# Task:
Return each entry below exactly. Skip the images.

##### Data records

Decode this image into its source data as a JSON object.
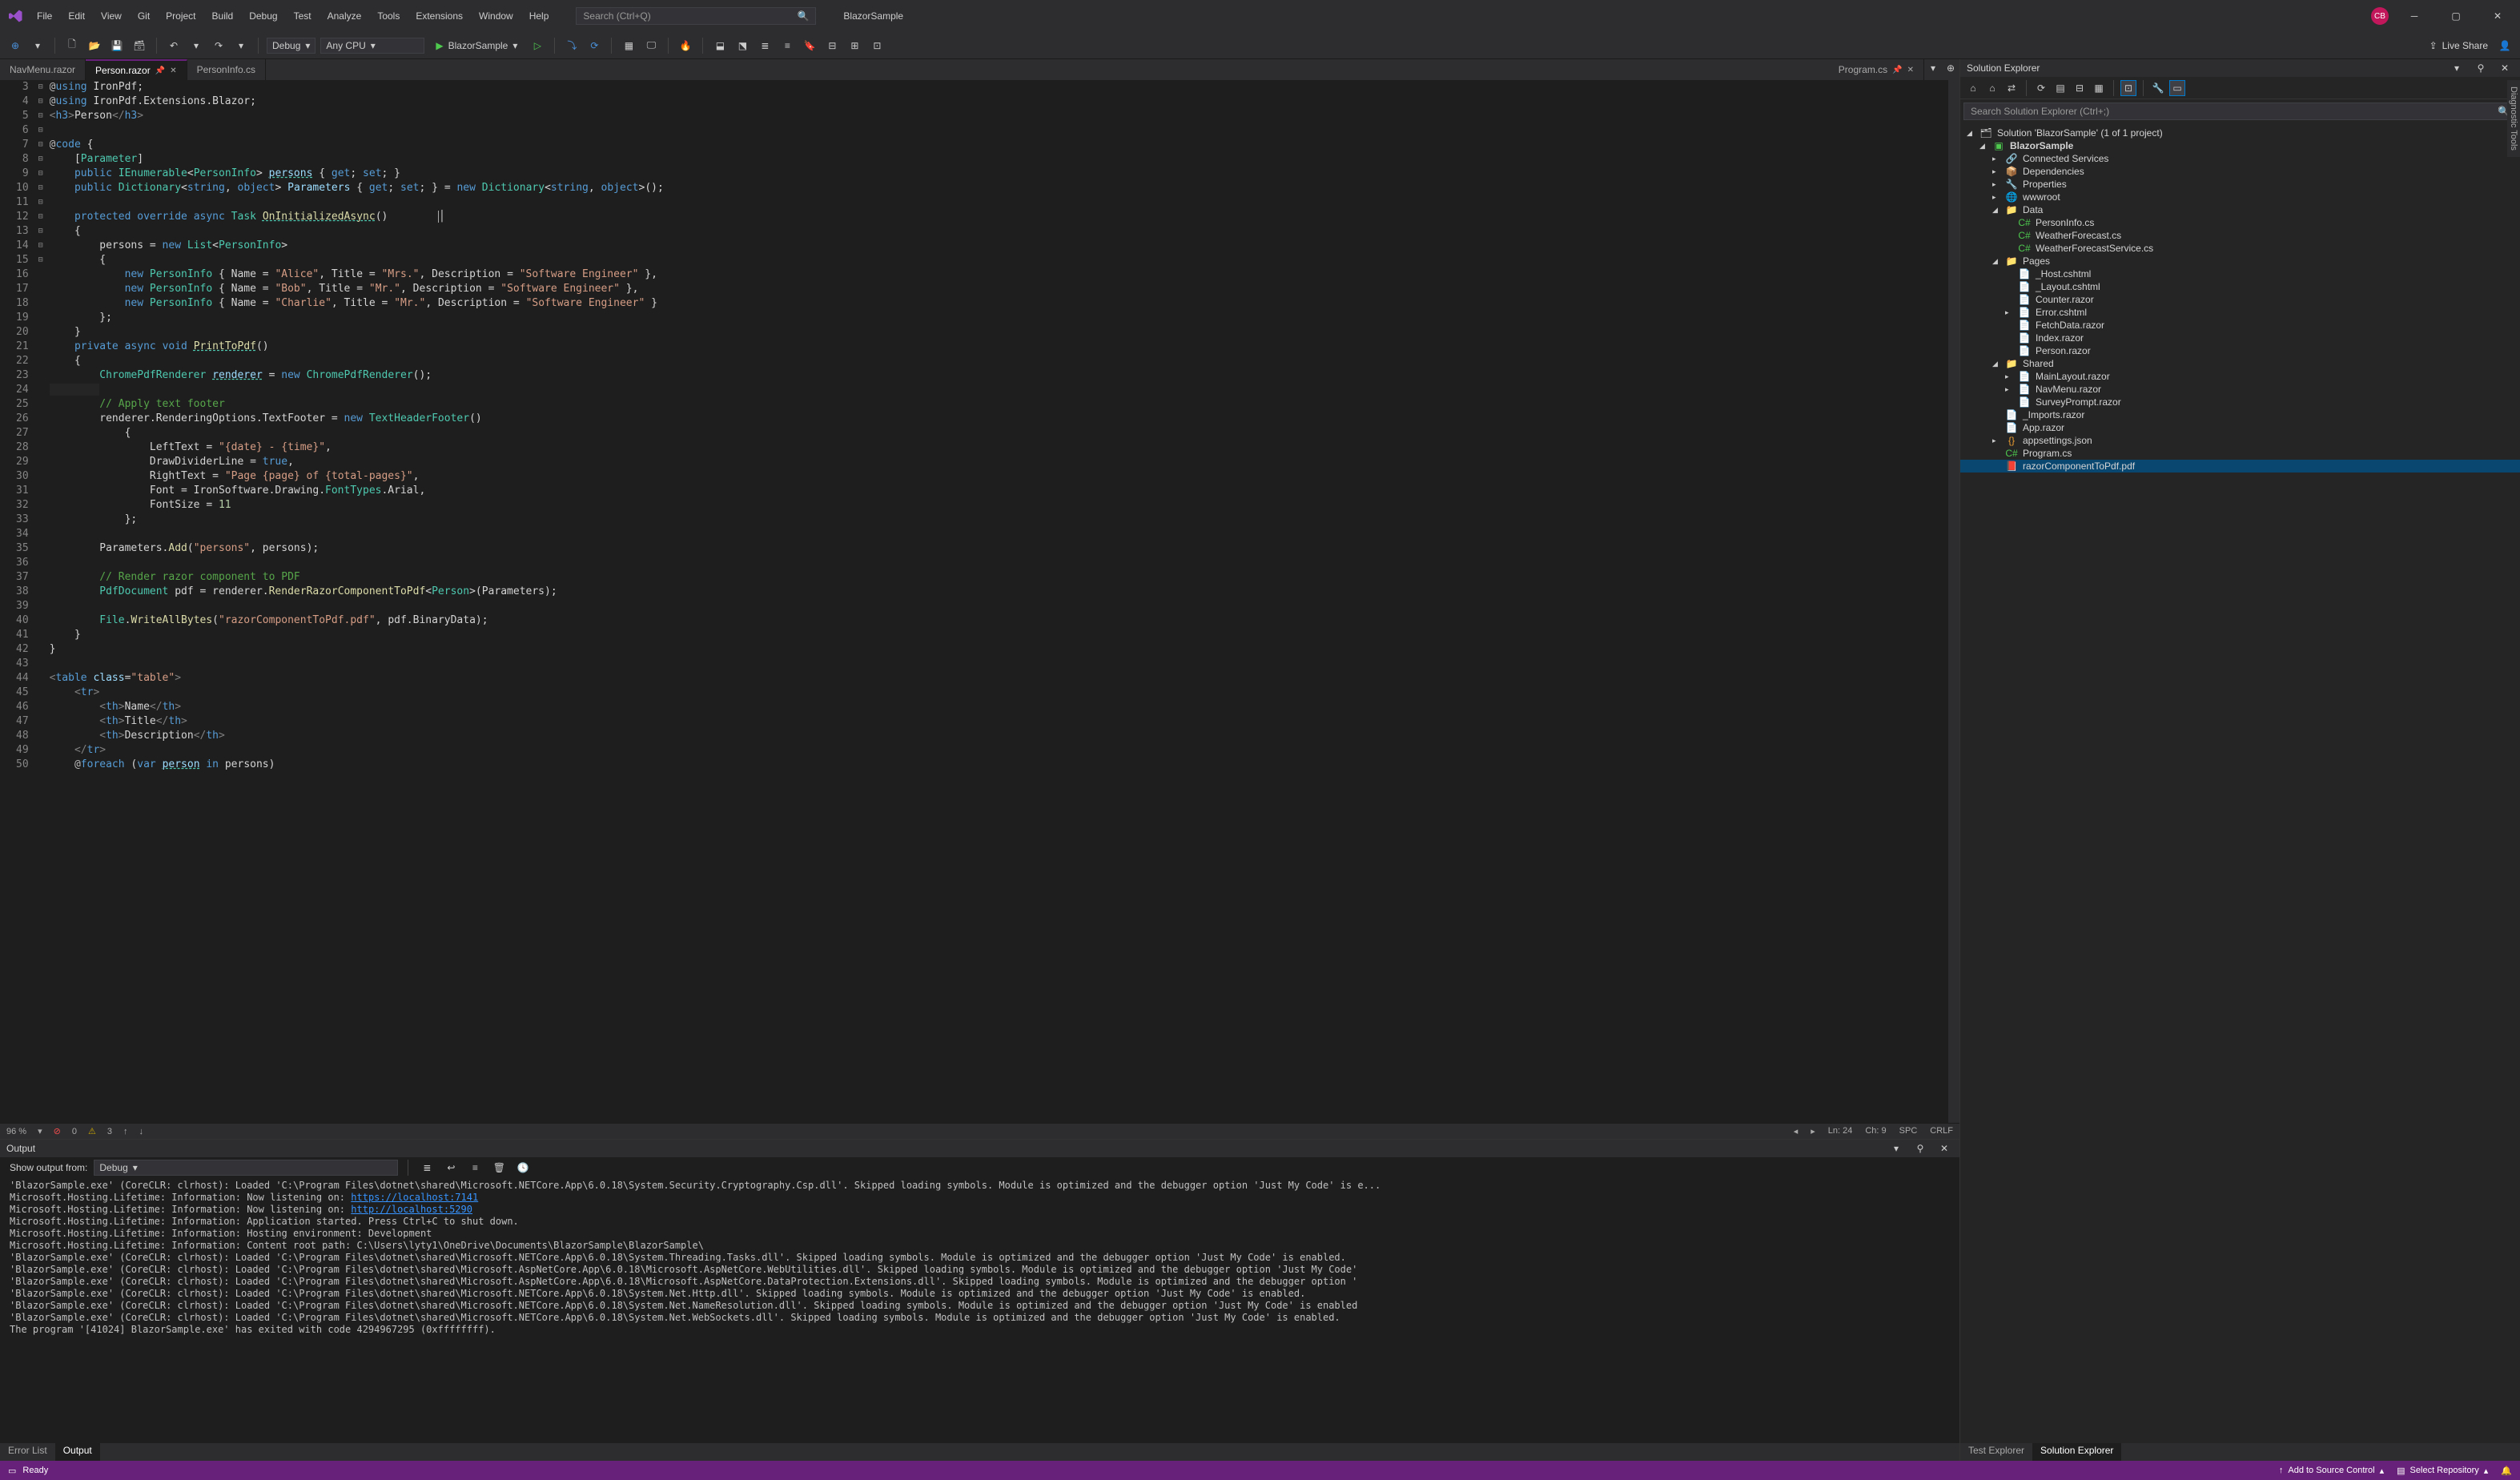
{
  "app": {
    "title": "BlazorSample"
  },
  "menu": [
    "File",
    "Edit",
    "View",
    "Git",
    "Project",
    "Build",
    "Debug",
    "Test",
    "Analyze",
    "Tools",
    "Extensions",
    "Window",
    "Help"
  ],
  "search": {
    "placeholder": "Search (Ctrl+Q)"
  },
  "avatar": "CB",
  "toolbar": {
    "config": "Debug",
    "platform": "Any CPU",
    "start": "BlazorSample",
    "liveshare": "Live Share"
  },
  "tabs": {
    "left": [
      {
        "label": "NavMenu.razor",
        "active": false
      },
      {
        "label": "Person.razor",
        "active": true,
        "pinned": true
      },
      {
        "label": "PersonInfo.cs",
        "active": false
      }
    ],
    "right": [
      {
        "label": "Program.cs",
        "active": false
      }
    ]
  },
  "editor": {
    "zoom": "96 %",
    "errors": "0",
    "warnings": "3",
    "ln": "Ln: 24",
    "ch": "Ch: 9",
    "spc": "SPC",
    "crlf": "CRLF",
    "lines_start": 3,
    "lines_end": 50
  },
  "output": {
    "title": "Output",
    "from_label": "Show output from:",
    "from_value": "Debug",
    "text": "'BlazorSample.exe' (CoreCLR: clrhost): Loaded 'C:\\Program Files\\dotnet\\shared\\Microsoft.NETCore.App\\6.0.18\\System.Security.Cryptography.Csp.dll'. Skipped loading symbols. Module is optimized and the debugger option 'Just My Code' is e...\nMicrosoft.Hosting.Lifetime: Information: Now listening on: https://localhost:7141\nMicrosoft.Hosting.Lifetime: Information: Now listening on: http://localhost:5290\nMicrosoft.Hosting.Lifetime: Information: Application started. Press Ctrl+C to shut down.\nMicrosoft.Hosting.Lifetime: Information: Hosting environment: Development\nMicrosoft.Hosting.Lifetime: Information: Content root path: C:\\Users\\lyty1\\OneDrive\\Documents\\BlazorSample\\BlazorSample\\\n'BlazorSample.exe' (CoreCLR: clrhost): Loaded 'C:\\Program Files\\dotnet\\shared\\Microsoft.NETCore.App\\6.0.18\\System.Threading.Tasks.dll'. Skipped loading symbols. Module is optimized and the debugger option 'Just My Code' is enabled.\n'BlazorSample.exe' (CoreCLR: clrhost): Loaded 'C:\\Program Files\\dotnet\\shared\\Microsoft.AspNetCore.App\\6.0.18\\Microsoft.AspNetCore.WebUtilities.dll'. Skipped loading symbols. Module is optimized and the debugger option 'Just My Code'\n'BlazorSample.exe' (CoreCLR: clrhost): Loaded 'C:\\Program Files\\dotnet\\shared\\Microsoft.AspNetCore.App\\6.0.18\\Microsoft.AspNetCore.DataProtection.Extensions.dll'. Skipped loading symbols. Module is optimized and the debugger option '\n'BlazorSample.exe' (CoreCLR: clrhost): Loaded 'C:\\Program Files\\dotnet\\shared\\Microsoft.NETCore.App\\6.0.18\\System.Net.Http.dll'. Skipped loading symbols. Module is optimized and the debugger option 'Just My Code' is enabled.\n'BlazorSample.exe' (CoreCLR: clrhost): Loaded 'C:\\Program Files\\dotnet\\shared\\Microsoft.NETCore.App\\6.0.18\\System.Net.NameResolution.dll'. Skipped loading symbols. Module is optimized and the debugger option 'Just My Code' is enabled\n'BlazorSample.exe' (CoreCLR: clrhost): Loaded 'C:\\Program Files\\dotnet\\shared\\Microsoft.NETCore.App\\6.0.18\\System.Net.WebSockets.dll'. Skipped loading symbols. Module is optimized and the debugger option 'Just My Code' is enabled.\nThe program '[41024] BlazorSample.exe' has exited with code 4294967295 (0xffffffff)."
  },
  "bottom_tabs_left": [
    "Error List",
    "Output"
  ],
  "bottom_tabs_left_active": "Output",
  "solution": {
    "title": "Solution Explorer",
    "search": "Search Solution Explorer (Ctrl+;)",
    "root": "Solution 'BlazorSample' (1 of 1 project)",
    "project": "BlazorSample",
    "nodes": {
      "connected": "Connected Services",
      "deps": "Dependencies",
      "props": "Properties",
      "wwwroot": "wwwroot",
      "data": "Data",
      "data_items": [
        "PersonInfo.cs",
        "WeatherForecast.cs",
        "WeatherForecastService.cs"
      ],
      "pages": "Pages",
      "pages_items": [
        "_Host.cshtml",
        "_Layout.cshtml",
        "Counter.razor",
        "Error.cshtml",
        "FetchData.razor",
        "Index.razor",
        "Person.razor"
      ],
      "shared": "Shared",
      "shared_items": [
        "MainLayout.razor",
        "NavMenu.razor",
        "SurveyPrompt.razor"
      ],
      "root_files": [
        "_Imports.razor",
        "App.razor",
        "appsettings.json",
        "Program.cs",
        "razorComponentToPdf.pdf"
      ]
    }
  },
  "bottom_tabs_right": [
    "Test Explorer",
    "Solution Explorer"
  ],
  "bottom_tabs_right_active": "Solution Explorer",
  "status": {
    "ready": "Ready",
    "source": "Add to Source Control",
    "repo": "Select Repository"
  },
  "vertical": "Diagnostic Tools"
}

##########

# Your response:
Decode this image into its source data as a JSON object.
{
  "app": {
    "title": "BlazorSample"
  },
  "menu": [
    "File",
    "Edit",
    "View",
    "Git",
    "Project",
    "Build",
    "Debug",
    "Test",
    "Analyze",
    "Tools",
    "Extensions",
    "Window",
    "Help"
  ],
  "search": {
    "placeholder": "Search (Ctrl+Q)"
  },
  "avatar": "CB",
  "toolbar": {
    "config": "Debug",
    "platform": "Any CPU",
    "start": "BlazorSample",
    "liveshare": "Live Share"
  },
  "tabs": {
    "left": [
      {
        "label": "NavMenu.razor",
        "active": false
      },
      {
        "label": "Person.razor",
        "active": true,
        "pinned": true
      },
      {
        "label": "PersonInfo.cs",
        "active": false
      }
    ],
    "right": [
      {
        "label": "Program.cs",
        "active": false
      }
    ]
  },
  "editor": {
    "zoom": "96 %",
    "errors": "0",
    "warnings": "3",
    "ln": "Ln: 24",
    "ch": "Ch: 9",
    "spc": "SPC",
    "crlf": "CRLF",
    "lines_start": 3,
    "lines_end": 50
  },
  "output": {
    "title": "Output",
    "from_label": "Show output from:",
    "from_value": "Debug",
    "text": "'BlazorSample.exe' (CoreCLR: clrhost): Loaded 'C:\\Program Files\\dotnet\\shared\\Microsoft.NETCore.App\\6.0.18\\System.Security.Cryptography.Csp.dll'. Skipped loading symbols. Module is optimized and the debugger option 'Just My Code' is e...\nMicrosoft.Hosting.Lifetime: Information: Now listening on: https://localhost:7141\nMicrosoft.Hosting.Lifetime: Information: Now listening on: http://localhost:5290\nMicrosoft.Hosting.Lifetime: Information: Application started. Press Ctrl+C to shut down.\nMicrosoft.Hosting.Lifetime: Information: Hosting environment: Development\nMicrosoft.Hosting.Lifetime: Information: Content root path: C:\\Users\\lyty1\\OneDrive\\Documents\\BlazorSample\\BlazorSample\\\n'BlazorSample.exe' (CoreCLR: clrhost): Loaded 'C:\\Program Files\\dotnet\\shared\\Microsoft.NETCore.App\\6.0.18\\System.Threading.Tasks.dll'. Skipped loading symbols. Module is optimized and the debugger option 'Just My Code' is enabled.\n'BlazorSample.exe' (CoreCLR: clrhost): Loaded 'C:\\Program Files\\dotnet\\shared\\Microsoft.AspNetCore.App\\6.0.18\\Microsoft.AspNetCore.WebUtilities.dll'. Skipped loading symbols. Module is optimized and the debugger option 'Just My Code'\n'BlazorSample.exe' (CoreCLR: clrhost): Loaded 'C:\\Program Files\\dotnet\\shared\\Microsoft.AspNetCore.App\\6.0.18\\Microsoft.AspNetCore.DataProtection.Extensions.dll'. Skipped loading symbols. Module is optimized and the debugger option '\n'BlazorSample.exe' (CoreCLR: clrhost): Loaded 'C:\\Program Files\\dotnet\\shared\\Microsoft.NETCore.App\\6.0.18\\System.Net.Http.dll'. Skipped loading symbols. Module is optimized and the debugger option 'Just My Code' is enabled.\n'BlazorSample.exe' (CoreCLR: clrhost): Loaded 'C:\\Program Files\\dotnet\\shared\\Microsoft.NETCore.App\\6.0.18\\System.Net.NameResolution.dll'. Skipped loading symbols. Module is optimized and the debugger option 'Just My Code' is enabled\n'BlazorSample.exe' (CoreCLR: clrhost): Loaded 'C:\\Program Files\\dotnet\\shared\\Microsoft.NETCore.App\\6.0.18\\System.Net.WebSockets.dll'. Skipped loading symbols. Module is optimized and the debugger option 'Just My Code' is enabled.\nThe program '[41024] BlazorSample.exe' has exited with code 4294967295 (0xffffffff)."
  },
  "bottom_tabs_left": [
    "Error List",
    "Output"
  ],
  "bottom_tabs_left_active": "Output",
  "solution": {
    "title": "Solution Explorer",
    "search": "Search Solution Explorer (Ctrl+;)",
    "root": "Solution 'BlazorSample' (1 of 1 project)",
    "project": "BlazorSample",
    "nodes": {
      "connected": "Connected Services",
      "deps": "Dependencies",
      "props": "Properties",
      "wwwroot": "wwwroot",
      "data": "Data",
      "data_items": [
        "PersonInfo.cs",
        "WeatherForecast.cs",
        "WeatherForecastService.cs"
      ],
      "pages": "Pages",
      "pages_items": [
        "_Host.cshtml",
        "_Layout.cshtml",
        "Counter.razor",
        "Error.cshtml",
        "FetchData.razor",
        "Index.razor",
        "Person.razor"
      ],
      "shared": "Shared",
      "shared_items": [
        "MainLayout.razor",
        "NavMenu.razor",
        "SurveyPrompt.razor"
      ],
      "root_files": [
        "_Imports.razor",
        "App.razor",
        "appsettings.json",
        "Program.cs",
        "razorComponentToPdf.pdf"
      ]
    }
  },
  "bottom_tabs_right": [
    "Test Explorer",
    "Solution Explorer"
  ],
  "bottom_tabs_right_active": "Solution Explorer",
  "status": {
    "ready": "Ready",
    "source": "Add to Source Control",
    "repo": "Select Repository"
  },
  "vertical": "Diagnostic Tools"
}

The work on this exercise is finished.